One should not speak ill of a business partner but it used to be that when you Googled "Russel Beatie" (watch the spelling) his website appeared near the top of the results. Now you get a fairly random grab bag of mixed relevance with his site outta site (but his political contributions in the top four results!). You'll see this very blog in the top five, so it's not all bad news. On the other hand, I'm worried that this post will eventually index higher than the author's own web pages or any other contextually relevant site.

Which reminds me, any of you codgers notice a serious deterioration in the Amazon search output over the last decade? I have relied on it for 13 years of ACW book hunts but am getting better relevance from B&N over the last three years. It must be the expanded inventory that is degrading Amazon search quality. I'm seeing a major irrelevancy generator in the (Amazonian) textual analysis of various books' insides. (If a UFO book mentions Lincoln or Civil War, it's on your list.)

Where are all those fierce algo jockeys when you need them?

(Image result topside from Googling "fierce algo jockeys." They seem to be fiddling with some sort of iTunes interface device.)

Heard at a meeting this morning...

"That department is in the first 10 minutes of Pickett's charge..." I guess those were the better minutes.


Testing search engines

When I hear about new search engines, the first test I'll run is "Civil War."

Here are the results from Microsoft's new "decision engine" Bing. The good news for Eric Wittenberg is that his blog landed fourth on the list (but not the blog in general, one post in particular).

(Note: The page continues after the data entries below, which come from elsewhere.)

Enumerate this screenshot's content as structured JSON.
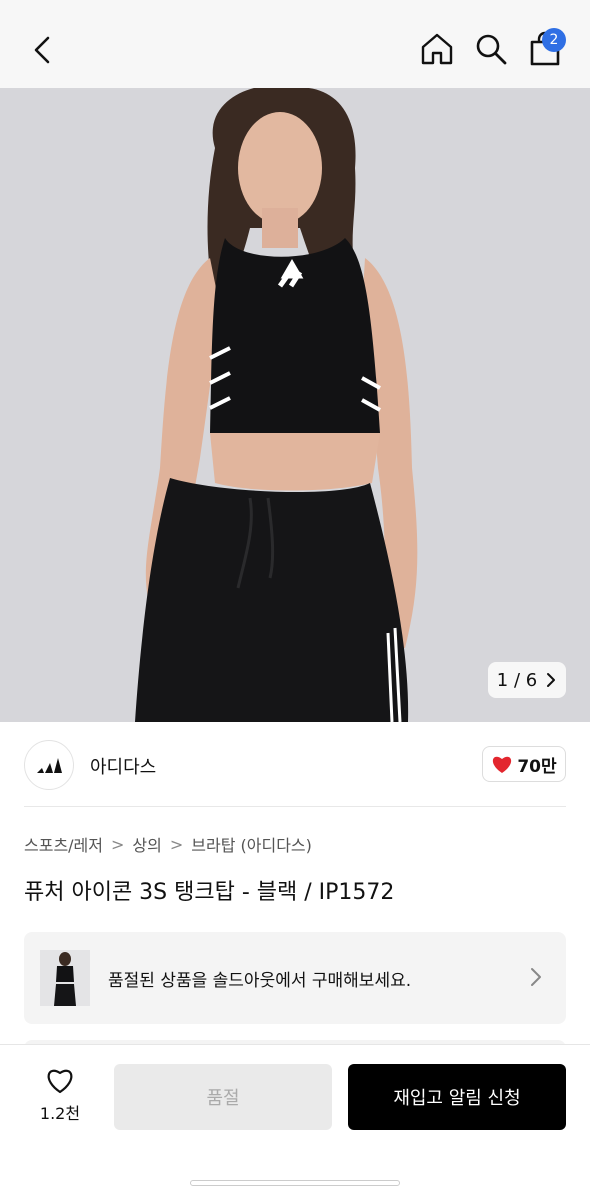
{
  "header": {
    "back_icon": "chevron-left-icon",
    "home_icon": "home-icon",
    "search_icon": "search-icon",
    "cart_icon": "shopping-bag-icon",
    "cart_badge": "2",
    "cart_badge_color": "#2f6fe4"
  },
  "gallery": {
    "counter": "1 / 6",
    "next_icon": "chevron-right-icon"
  },
  "brand": {
    "name": "아디다스",
    "like_count": "70만",
    "like_color": "#e3262e"
  },
  "breadcrumb": {
    "items": [
      "스포츠/레저",
      "상의",
      "브라탑 (아디다스)"
    ],
    "separator": ">"
  },
  "product": {
    "title": "퓨처 아이콘 3S 탱크탑 - 블랙 / IP1572"
  },
  "soldout_notice": {
    "text": "품절된 상품을 솔드아웃에서 구매해보세요."
  },
  "bottom": {
    "wish_count": "1.2천",
    "soldout_label": "품절",
    "restock_label": "재입고 알림 신청"
  }
}
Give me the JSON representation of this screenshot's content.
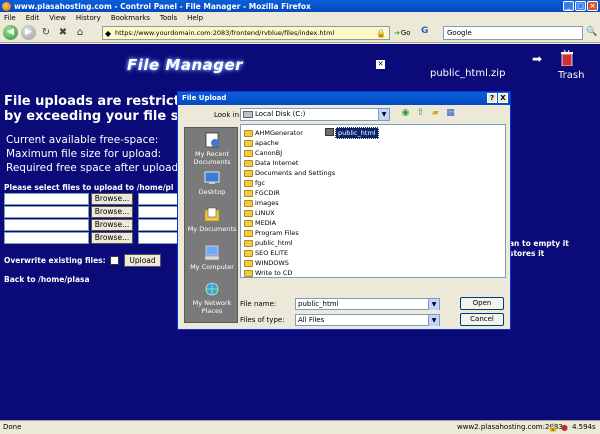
{
  "browser": {
    "title": "www.plasahosting.com - Control Panel - File Manager - Mozilla Firefox",
    "menu": [
      "File",
      "Edit",
      "View",
      "History",
      "Bookmarks",
      "Tools",
      "Help"
    ],
    "url": "https://www.yourdomain.com:2083/frontend/rvblue/files/index.html",
    "go_label": "Go",
    "search_value": "Google"
  },
  "page": {
    "title": "File Manager",
    "close_glyph": "✕",
    "zip_label": "public_html.zip",
    "trash_label": "Trash",
    "heading1": "File uploads are restricted",
    "heading2": "by exceeding your file sys",
    "free_space": "Current available free-space:",
    "max_size": "Maximum file size for upload:",
    "required": "Required free space after upload:",
    "select_files": "Please select files to upload to /home/pl",
    "browse_label": "Browse...",
    "overwrite": "Overwrite existing files:",
    "upload_label": "Upload",
    "back_link": "Back to /home/plasa",
    "empty_note1": "an to empty it",
    "empty_note2": "stores it"
  },
  "dialog": {
    "title": "File Upload",
    "help_glyph": "?",
    "close_glyph": "X",
    "look_in_label": "Look in:",
    "look_in_value": "Local Disk (C:)",
    "places": [
      "My Recent Documents",
      "Desktop",
      "My Documents",
      "My Computer",
      "My Network Places"
    ],
    "folders": [
      "AHMGenerator",
      "apache",
      "CanonBJ",
      "Data Internet",
      "Documents and Settings",
      "fgc",
      "FGCDIR",
      "images",
      "LINUX",
      "MEDIA",
      "Program Files",
      "public_html",
      "SEO ELITE",
      "WINDOWS",
      "Write to CD"
    ],
    "drag_item": "public_html",
    "file_name_label": "File name:",
    "file_name_value": "public_html",
    "file_type_label": "Files of type:",
    "file_type_value": "All Files",
    "open_label": "Open",
    "cancel_label": "Cancel"
  },
  "status": {
    "done": "Done",
    "host": "www2.plasahosting.com:2083",
    "time": "4.594s"
  }
}
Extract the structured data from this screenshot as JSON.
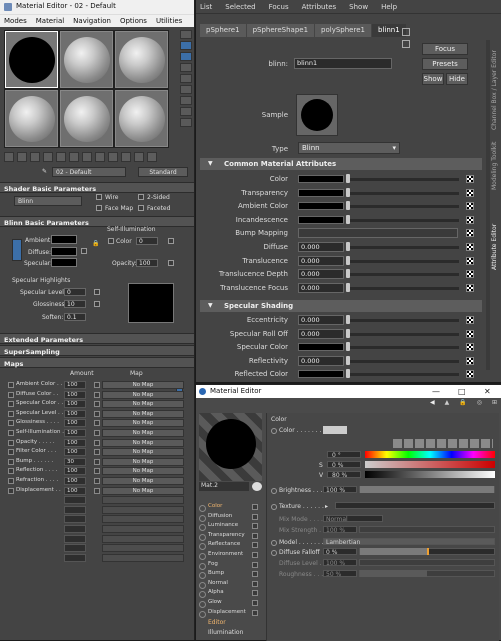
{
  "max_editor": {
    "title": "Material Editor - 02 - Default",
    "menu": [
      "Modes",
      "Material",
      "Navigation",
      "Options",
      "Utilities"
    ],
    "material_name": "02 - Default",
    "material_type": "Standard",
    "shader_params": {
      "header": "Shader Basic Parameters",
      "shader": "Blinn",
      "wire": "Wire",
      "two_sided": "2-Sided",
      "face_map": "Face Map",
      "faceted": "Faceted"
    },
    "blinn_params": {
      "header": "Blinn Basic Parameters",
      "ambient": "Ambient:",
      "diffuse": "Diffuse:",
      "specular": "Specular:",
      "self_illum": "Self-Illumination",
      "color": "Color",
      "color_val": "0",
      "opacity": "Opacity:",
      "opacity_val": "100",
      "spec_highlights": "Specular Highlights",
      "spec_level": "Specular Level:",
      "spec_level_val": "0",
      "glossiness": "Glossiness:",
      "glossiness_val": "10",
      "soften": "Soften:",
      "soften_val": "0.1"
    },
    "extended": "Extended Parameters",
    "supersampling": "SuperSampling",
    "maps": {
      "header": "Maps",
      "amount_col": "Amount",
      "map_col": "Map",
      "rows": [
        {
          "name": "Ambient Color . .",
          "amt": "100",
          "map": "No Map"
        },
        {
          "name": "Diffuse Color . .",
          "amt": "100",
          "map": "No Map"
        },
        {
          "name": "Specular Color . .",
          "amt": "100",
          "map": "No Map"
        },
        {
          "name": "Specular Level . .",
          "amt": "100",
          "map": "No Map"
        },
        {
          "name": "Glossiness . . . .",
          "amt": "100",
          "map": "No Map"
        },
        {
          "name": "Self-Illumination .",
          "amt": "100",
          "map": "No Map"
        },
        {
          "name": "Opacity . . . . .",
          "amt": "100",
          "map": "No Map"
        },
        {
          "name": "Filter Color . . .",
          "amt": "100",
          "map": "No Map"
        },
        {
          "name": "Bump . . . . . .",
          "amt": "30",
          "map": "No Map"
        },
        {
          "name": "Reflection . . . .",
          "amt": "100",
          "map": "No Map"
        },
        {
          "name": "Refraction . . . .",
          "amt": "100",
          "map": "No Map"
        },
        {
          "name": "Displacement . .",
          "amt": "100",
          "map": "No Map"
        }
      ]
    }
  },
  "maya_ae": {
    "menu": [
      "List",
      "Selected",
      "Focus",
      "Attributes",
      "Show",
      "Help"
    ],
    "tabs": [
      "pSphere1",
      "pSphereShape1",
      "polySphere1",
      "blinn1"
    ],
    "active_tab": "blinn1",
    "node_label": "blinn:",
    "node_name": "blinn1",
    "buttons": {
      "focus": "Focus",
      "presets": "Presets",
      "show": "Show",
      "hide": "Hide"
    },
    "sample_label": "Sample",
    "type_label": "Type",
    "type_value": "Blinn",
    "common_header": "Common Material Attributes",
    "common_attrs": [
      {
        "label": "Color",
        "kind": "swatch"
      },
      {
        "label": "Transparency",
        "kind": "swatch"
      },
      {
        "label": "Ambient Color",
        "kind": "swatch"
      },
      {
        "label": "Incandescence",
        "kind": "swatch"
      },
      {
        "label": "Bump Mapping",
        "kind": "bump"
      },
      {
        "label": "Diffuse",
        "kind": "num",
        "value": "0.000"
      },
      {
        "label": "Translucence",
        "kind": "num",
        "value": "0.000"
      },
      {
        "label": "Translucence Depth",
        "kind": "num",
        "value": "0.000"
      },
      {
        "label": "Translucence Focus",
        "kind": "num",
        "value": "0.000"
      }
    ],
    "spec_header": "Specular Shading",
    "spec_attrs": [
      {
        "label": "Eccentricity",
        "kind": "num",
        "value": "0.000"
      },
      {
        "label": "Specular Roll Off",
        "kind": "num",
        "value": "0.000"
      },
      {
        "label": "Specular Color",
        "kind": "swatch"
      },
      {
        "label": "Reflectivity",
        "kind": "num",
        "value": "0.000"
      },
      {
        "label": "Reflected Color",
        "kind": "swatch"
      }
    ],
    "side_tabs": [
      "Channel Box / Layer Editor",
      "Modeling Toolkit",
      "Attribute Editor"
    ]
  },
  "c4d_editor": {
    "title": "Material Editor",
    "mat_name": "Mat.2",
    "channels": [
      {
        "name": "Color",
        "active": true
      },
      {
        "name": "Diffusion",
        "active": false
      },
      {
        "name": "Luminance",
        "active": false
      },
      {
        "name": "Transparency",
        "active": false
      },
      {
        "name": "Reflectance",
        "active": false
      },
      {
        "name": "Environment",
        "active": false
      },
      {
        "name": "Fog",
        "active": false
      },
      {
        "name": "Bump",
        "active": false
      },
      {
        "name": "Normal",
        "active": false
      },
      {
        "name": "Alpha",
        "active": false
      },
      {
        "name": "Glow",
        "active": false
      },
      {
        "name": "Displacement",
        "active": false
      }
    ],
    "footer": [
      "Editor",
      "Illumination"
    ],
    "section": "Color",
    "color_label": "Color . . . . . . . .",
    "h_label": "H",
    "h_value": "0 °",
    "s_label": "S",
    "s_value": "0 %",
    "v_label": "V",
    "v_value": "80 %",
    "brightness_label": "Brightness . . .",
    "brightness_value": "100 %",
    "brightness_pct": 100,
    "texture_label": "Texture . . . . . .",
    "mix_mode_label": "Mix Mode . . . .",
    "mix_mode_value": "Normal",
    "mix_strength_label": "Mix Strength . .",
    "mix_strength_value": "100 %",
    "model_label": "Model . . . . . . . .",
    "model_value": "Lambertian",
    "diffuse_falloff_label": "Diffuse Falloff",
    "diffuse_falloff_value": "0 %",
    "diffuse_falloff_pct": 50,
    "diffuse_level_label": "Diffuse Level . .",
    "diffuse_level_value": "100 %",
    "roughness_label": "Roughness . . . .",
    "roughness_value": "50 %",
    "roughness_pct": 50
  }
}
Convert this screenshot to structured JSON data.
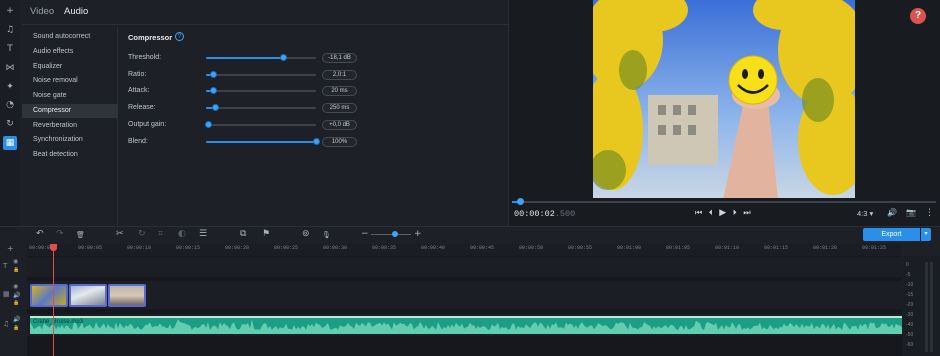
{
  "tabs": [
    {
      "label": "Video"
    },
    {
      "label": "Audio"
    }
  ],
  "sidebar_items": [
    {
      "label": "Sound autocorrect"
    },
    {
      "label": "Audio effects"
    },
    {
      "label": "Equalizer"
    },
    {
      "label": "Noise removal"
    },
    {
      "label": "Noise gate"
    },
    {
      "label": "Compressor",
      "selected": true
    },
    {
      "label": "Reverberation"
    },
    {
      "label": "Synchronization"
    },
    {
      "label": "Beat detection"
    }
  ],
  "compressor": {
    "title": "Compressor",
    "help_icon": "?",
    "params": [
      {
        "label": "Threshold:",
        "value": "-18,1 dB",
        "level": 0.7
      },
      {
        "label": "Ratio:",
        "value": "2,0:1",
        "level": 0.06
      },
      {
        "label": "Attack:",
        "value": "20 ms",
        "level": 0.06
      },
      {
        "label": "Release:",
        "value": "250 ms",
        "level": 0.08
      },
      {
        "label": "Output gain:",
        "value": "+0,0 dB",
        "level": 0.02
      },
      {
        "label": "Blend:",
        "value": "100%",
        "level": 1.0
      }
    ]
  },
  "preview": {
    "timecode_main": "00:00:02",
    "timecode_frac": ".500",
    "aspect": "4:3",
    "aspect_chevron": "▾",
    "help_badge": "?",
    "playback_progress": 0.02
  },
  "timeline_toolbar": {
    "export_label": "Export",
    "zoom_minus": "−",
    "zoom_plus": "+",
    "zoom_level": 0.6
  },
  "ruler_ticks": [
    "00:00:00",
    "00:00:05",
    "00:00:10",
    "00:00:15",
    "00:00:20",
    "00:00:25",
    "00:00:30",
    "00:00:35",
    "00:00:40",
    "00:00:45",
    "00:00:50",
    "00:00:55",
    "00:01:00",
    "00:01:05",
    "00:01:10",
    "00:01:15",
    "00:01:20",
    "00:01:25"
  ],
  "audio_clip": {
    "name": "Crane_Bruise.mp3"
  },
  "meter_labels": [
    "0",
    "-5",
    "-10",
    "-15",
    "-20",
    "-30",
    "-40",
    "-50",
    "-60"
  ],
  "colors": {
    "accent": "#2a8fe8",
    "audio": "#1d9d86",
    "playhead": "#e04b4b",
    "help": "#d9534f"
  },
  "icons": {
    "add": "+",
    "music": "♫",
    "title": "T",
    "transition": "⋈",
    "magic": "✦",
    "sticker": "◔",
    "rotate": "↻",
    "effects": "▦",
    "undo": "↶",
    "redo": "↷",
    "delete": "🗑",
    "cut": "✂",
    "rotate_clip": "↻",
    "crop": "⌗",
    "color": "◐",
    "list": "☰",
    "overlay": "⧉",
    "flag": "⚑",
    "record": "⊚",
    "mic": "🎙",
    "prev": "⏮",
    "step_back": "⏴",
    "play": "▶",
    "step_fwd": "⏵",
    "next": "⏭",
    "volume": "🔊",
    "snapshot": "📷",
    "more": "⋮",
    "eye": "◉",
    "lock": "🔒",
    "chevron": "▾"
  }
}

The rest of the showing is marred by duplicate entries (Encarta, Wiki, Civilwar.com) and scattershot relevancy. See for yourself.